→ **MATERIAL FOR THE TASK**:
++++
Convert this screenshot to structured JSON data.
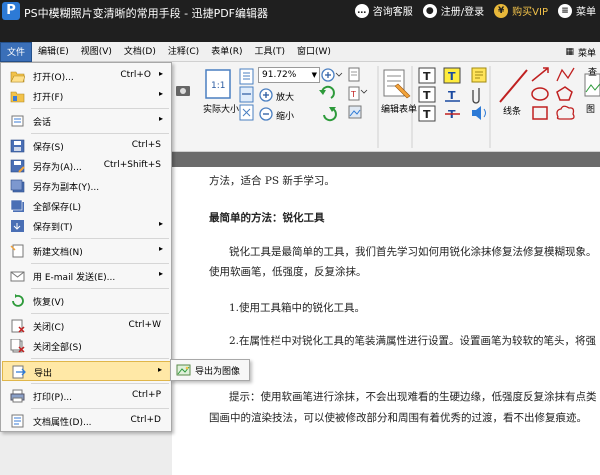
{
  "window": {
    "title": "PS中模糊照片变清晰的常用手段 - 迅捷PDF编辑器",
    "logo_letter": "P",
    "consult": "咨询客服",
    "login": "注册/登录",
    "vip": "购买VIP",
    "menu": "菜单"
  },
  "menubar": {
    "items": [
      "文件",
      "编辑(E)",
      "视图(V)",
      "文档(D)",
      "注释(C)",
      "表单(R)",
      "工具(T)",
      "窗口(W)"
    ],
    "right_label": "菜单"
  },
  "toolbar": {
    "zoom_value": "91.72%",
    "actual_size": "实际大小",
    "zoom_in": "放大",
    "zoom_out": "缩小",
    "edit_form": "编辑表单",
    "line": "线条",
    "image": "图",
    "search": "查"
  },
  "file_menu": {
    "items": [
      {
        "label": "打开(O)...",
        "shortcut": "Ctrl+O",
        "arrow": "▸",
        "icon": "folder-open-icon"
      },
      {
        "label": "打开(F)",
        "shortcut": "",
        "arrow": "▸",
        "icon": "folder-icon"
      },
      {
        "label": "会话",
        "shortcut": "",
        "arrow": "▸",
        "icon": "session-icon"
      },
      {
        "label": "保存(S)",
        "shortcut": "Ctrl+S",
        "arrow": "",
        "icon": "save-icon"
      },
      {
        "label": "另存为(A)...",
        "shortcut": "Ctrl+Shift+S",
        "arrow": "",
        "icon": "save-as-icon"
      },
      {
        "label": "另存为副本(Y)...",
        "shortcut": "",
        "arrow": "",
        "icon": "save-copy-icon"
      },
      {
        "label": "全部保存(L)",
        "shortcut": "",
        "arrow": "",
        "icon": "save-all-icon"
      },
      {
        "label": "保存到(T)",
        "shortcut": "",
        "arrow": "▸",
        "icon": "save-to-icon"
      },
      {
        "label": "新建文档(N)",
        "shortcut": "",
        "arrow": "▸",
        "icon": "new-document-icon"
      },
      {
        "label": "用 E-mail 发送(E)...",
        "shortcut": "",
        "arrow": "▸",
        "icon": "email-icon"
      },
      {
        "label": "恢复(V)",
        "shortcut": "",
        "arrow": "",
        "icon": "restore-icon"
      },
      {
        "label": "关闭(C)",
        "shortcut": "Ctrl+W",
        "arrow": "",
        "icon": "close-document-icon"
      },
      {
        "label": "关闭全部(S)",
        "shortcut": "",
        "arrow": "",
        "icon": "close-all-icon"
      },
      {
        "label": "导出",
        "shortcut": "",
        "arrow": "▸",
        "icon": "export-icon"
      },
      {
        "label": "打印(P)...",
        "shortcut": "Ctrl+P",
        "arrow": "",
        "icon": "print-icon"
      },
      {
        "label": "文档属性(D)...",
        "shortcut": "Ctrl+D",
        "arrow": "",
        "icon": "document-properties-icon"
      }
    ]
  },
  "export_submenu": {
    "label": "导出为图像"
  },
  "document": {
    "line1": "方法，适合 PS 新手学习。",
    "heading": "最简单的方法：锐化工具",
    "para1a": "锐化工具是最简单的工具，我们首先学习如何用锐化涂抹修复法修复模糊现象。",
    "para1b": "使用软画笔，低强度，反复涂抹。",
    "step1": "1.使用工具箱中的锐化工具。",
    "step2": "2.在属性栏中对锐化工具的笔装满属性进行设置。设置画笔为较软的笔头，将强",
    "tip1": "提示：使用软画笔进行涂抹，不会出现难看的生硬边缘，低强度反复涂抹有点类",
    "tip2": "国画中的渲染技法，可以使被修改部分和周围有着优秀的过渡，看不出修复痕迹。"
  },
  "colors": {
    "accent": "#3a6fb8",
    "highlight": "#ffe8a6",
    "titlebar": "#1f1f1f"
  }
}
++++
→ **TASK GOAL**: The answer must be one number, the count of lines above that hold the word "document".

→ **RESULT OF THE EXERCISE**: 4